##### RECORD EXTRACTS #####

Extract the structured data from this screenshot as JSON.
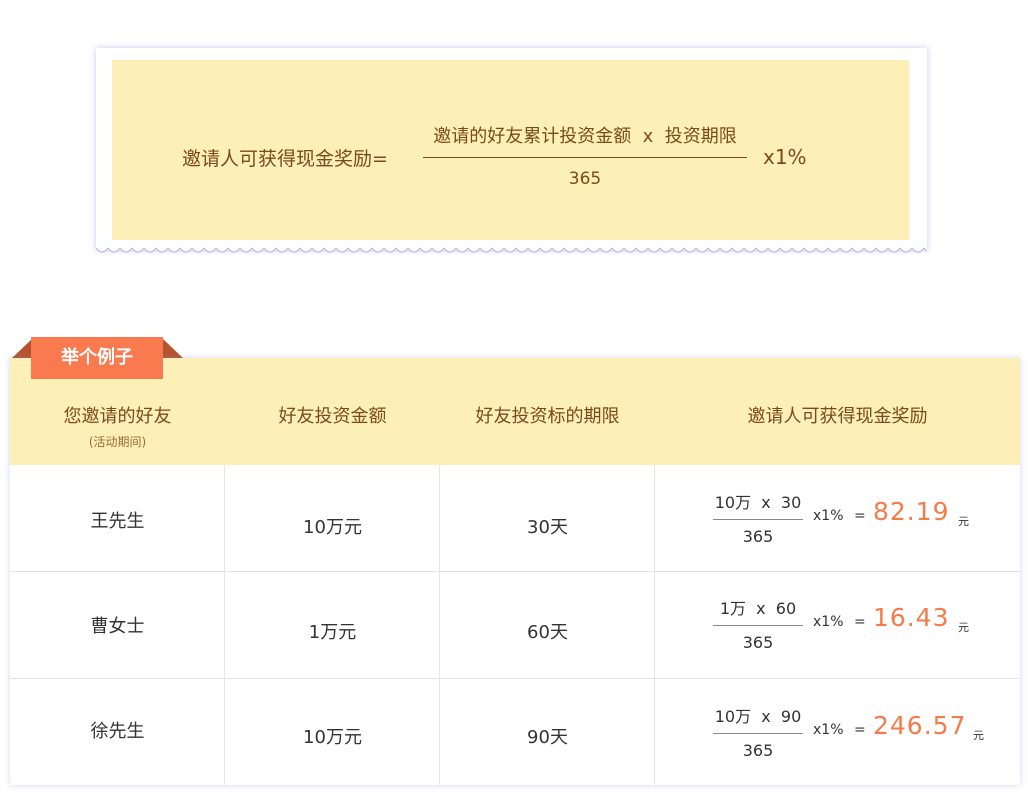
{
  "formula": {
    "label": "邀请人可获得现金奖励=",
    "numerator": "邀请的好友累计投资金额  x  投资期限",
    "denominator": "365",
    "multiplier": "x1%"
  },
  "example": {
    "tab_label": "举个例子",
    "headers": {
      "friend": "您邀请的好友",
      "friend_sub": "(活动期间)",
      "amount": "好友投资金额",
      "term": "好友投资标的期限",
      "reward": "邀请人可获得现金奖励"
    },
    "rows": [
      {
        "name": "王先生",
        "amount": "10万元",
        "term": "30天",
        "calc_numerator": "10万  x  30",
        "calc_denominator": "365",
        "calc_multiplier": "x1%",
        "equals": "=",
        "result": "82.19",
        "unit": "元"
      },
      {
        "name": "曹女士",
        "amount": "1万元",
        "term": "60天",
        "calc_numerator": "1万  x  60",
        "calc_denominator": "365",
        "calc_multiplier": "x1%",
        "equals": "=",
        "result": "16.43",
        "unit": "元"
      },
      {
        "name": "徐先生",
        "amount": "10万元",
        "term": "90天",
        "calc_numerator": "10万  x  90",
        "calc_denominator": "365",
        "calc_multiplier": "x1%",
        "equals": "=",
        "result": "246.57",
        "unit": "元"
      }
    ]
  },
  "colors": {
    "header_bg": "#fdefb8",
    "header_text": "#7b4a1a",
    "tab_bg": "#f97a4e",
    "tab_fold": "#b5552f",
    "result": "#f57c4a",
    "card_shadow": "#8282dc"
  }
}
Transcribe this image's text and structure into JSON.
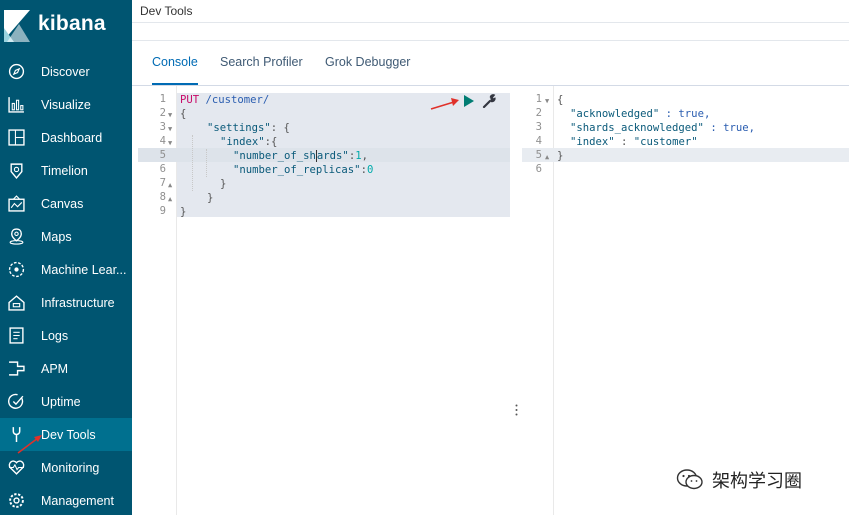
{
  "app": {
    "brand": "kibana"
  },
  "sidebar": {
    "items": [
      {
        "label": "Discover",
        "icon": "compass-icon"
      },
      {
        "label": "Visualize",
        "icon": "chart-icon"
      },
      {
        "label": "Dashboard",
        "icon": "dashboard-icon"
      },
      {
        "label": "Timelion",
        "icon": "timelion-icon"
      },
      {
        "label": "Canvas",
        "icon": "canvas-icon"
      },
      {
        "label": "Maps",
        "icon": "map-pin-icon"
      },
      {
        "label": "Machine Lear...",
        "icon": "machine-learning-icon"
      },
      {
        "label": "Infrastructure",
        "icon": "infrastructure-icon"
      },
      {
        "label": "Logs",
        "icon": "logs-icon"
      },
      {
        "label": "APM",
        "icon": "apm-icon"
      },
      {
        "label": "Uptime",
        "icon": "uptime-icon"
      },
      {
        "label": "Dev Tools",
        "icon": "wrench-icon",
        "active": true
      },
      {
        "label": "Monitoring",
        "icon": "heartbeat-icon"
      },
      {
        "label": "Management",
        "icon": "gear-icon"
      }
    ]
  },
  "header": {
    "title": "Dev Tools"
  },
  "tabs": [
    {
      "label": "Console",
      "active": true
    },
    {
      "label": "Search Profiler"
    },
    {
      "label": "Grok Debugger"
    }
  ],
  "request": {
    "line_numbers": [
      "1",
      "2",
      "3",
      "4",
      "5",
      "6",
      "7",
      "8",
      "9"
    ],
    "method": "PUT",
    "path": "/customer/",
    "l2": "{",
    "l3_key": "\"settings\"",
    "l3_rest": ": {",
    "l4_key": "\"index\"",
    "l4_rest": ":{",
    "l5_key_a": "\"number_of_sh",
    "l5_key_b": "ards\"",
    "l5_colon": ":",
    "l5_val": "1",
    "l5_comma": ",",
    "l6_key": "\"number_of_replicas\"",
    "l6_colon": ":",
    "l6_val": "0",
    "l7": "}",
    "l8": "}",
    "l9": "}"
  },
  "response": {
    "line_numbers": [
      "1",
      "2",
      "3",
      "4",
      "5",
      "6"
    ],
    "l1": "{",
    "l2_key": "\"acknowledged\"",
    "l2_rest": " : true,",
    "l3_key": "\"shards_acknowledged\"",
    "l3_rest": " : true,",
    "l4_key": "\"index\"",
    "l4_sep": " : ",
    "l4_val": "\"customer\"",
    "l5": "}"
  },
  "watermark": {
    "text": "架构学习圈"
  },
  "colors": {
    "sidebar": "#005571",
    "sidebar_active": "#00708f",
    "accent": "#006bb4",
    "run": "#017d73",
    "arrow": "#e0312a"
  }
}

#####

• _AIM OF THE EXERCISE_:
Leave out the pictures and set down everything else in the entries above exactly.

• _OUTPUT OF THE TASK_:
Extract the structured data from this screenshot as JSON.
{
  "formula": {
    "label": "邀请人可获得现金奖励=",
    "numerator": "邀请的好友累计投资金额  x  投资期限",
    "denominator": "365",
    "multiplier": "x1%"
  },
  "example": {
    "tab_label": "举个例子",
    "headers": {
      "friend": "您邀请的好友",
      "friend_sub": "(活动期间)",
      "amount": "好友投资金额",
      "term": "好友投资标的期限",
      "reward": "邀请人可获得现金奖励"
    },
    "rows": [
      {
        "name": "王先生",
        "amount": "10万元",
        "term": "30天",
        "calc_numerator": "10万  x  30",
        "calc_denominator": "365",
        "calc_multiplier": "x1%",
        "equals": "=",
        "result": "82.19",
        "unit": "元"
      },
      {
        "name": "曹女士",
        "amount": "1万元",
        "term": "60天",
        "calc_numerator": "1万  x  60",
        "calc_denominator": "365",
        "calc_multiplier": "x1%",
        "equals": "=",
        "result": "16.43",
        "unit": "元"
      },
      {
        "name": "徐先生",
        "amount": "10万元",
        "term": "90天",
        "calc_numerator": "10万  x  90",
        "calc_denominator": "365",
        "calc_multiplier": "x1%",
        "equals": "=",
        "result": "246.57",
        "unit": "元"
      }
    ]
  },
  "colors": {
    "header_bg": "#fdefb8",
    "header_text": "#7b4a1a",
    "tab_bg": "#f97a4e",
    "tab_fold": "#b5552f",
    "result": "#f57c4a",
    "card_shadow": "#8282dc"
  }
}
Transcribe this image's text and structure into JSON.
{
  "app": {
    "brand": "kibana"
  },
  "sidebar": {
    "items": [
      {
        "label": "Discover",
        "icon": "compass-icon"
      },
      {
        "label": "Visualize",
        "icon": "chart-icon"
      },
      {
        "label": "Dashboard",
        "icon": "dashboard-icon"
      },
      {
        "label": "Timelion",
        "icon": "timelion-icon"
      },
      {
        "label": "Canvas",
        "icon": "canvas-icon"
      },
      {
        "label": "Maps",
        "icon": "map-pin-icon"
      },
      {
        "label": "Machine Lear...",
        "icon": "machine-learning-icon"
      },
      {
        "label": "Infrastructure",
        "icon": "infrastructure-icon"
      },
      {
        "label": "Logs",
        "icon": "logs-icon"
      },
      {
        "label": "APM",
        "icon": "apm-icon"
      },
      {
        "label": "Uptime",
        "icon": "uptime-icon"
      },
      {
        "label": "Dev Tools",
        "icon": "wrench-icon",
        "active": true
      },
      {
        "label": "Monitoring",
        "icon": "heartbeat-icon"
      },
      {
        "label": "Management",
        "icon": "gear-icon"
      }
    ]
  },
  "header": {
    "title": "Dev Tools"
  },
  "tabs": [
    {
      "label": "Console",
      "active": true
    },
    {
      "label": "Search Profiler"
    },
    {
      "label": "Grok Debugger"
    }
  ],
  "request": {
    "line_numbers": [
      "1",
      "2",
      "3",
      "4",
      "5",
      "6",
      "7",
      "8",
      "9"
    ],
    "method": "PUT",
    "path": "/customer/",
    "l2": "{",
    "l3_key": "\"settings\"",
    "l3_rest": ": {",
    "l4_key": "\"index\"",
    "l4_rest": ":{",
    "l5_key_a": "\"number_of_sh",
    "l5_key_b": "ards\"",
    "l5_colon": ":",
    "l5_val": "1",
    "l5_comma": ",",
    "l6_key": "\"number_of_replicas\"",
    "l6_colon": ":",
    "l6_val": "0",
    "l7": "}",
    "l8": "}",
    "l9": "}"
  },
  "response": {
    "line_numbers": [
      "1",
      "2",
      "3",
      "4",
      "5",
      "6"
    ],
    "l1": "{",
    "l2_key": "\"acknowledged\"",
    "l2_rest": " : true,",
    "l3_key": "\"shards_acknowledged\"",
    "l3_rest": " : true,",
    "l4_key": "\"index\"",
    "l4_sep": " : ",
    "l4_val": "\"customer\"",
    "l5": "}"
  },
  "watermark": {
    "text": "架构学习圈"
  },
  "colors": {
    "sidebar": "#005571",
    "sidebar_active": "#00708f",
    "accent": "#006bb4",
    "run": "#017d73",
    "arrow": "#e0312a"
  }
}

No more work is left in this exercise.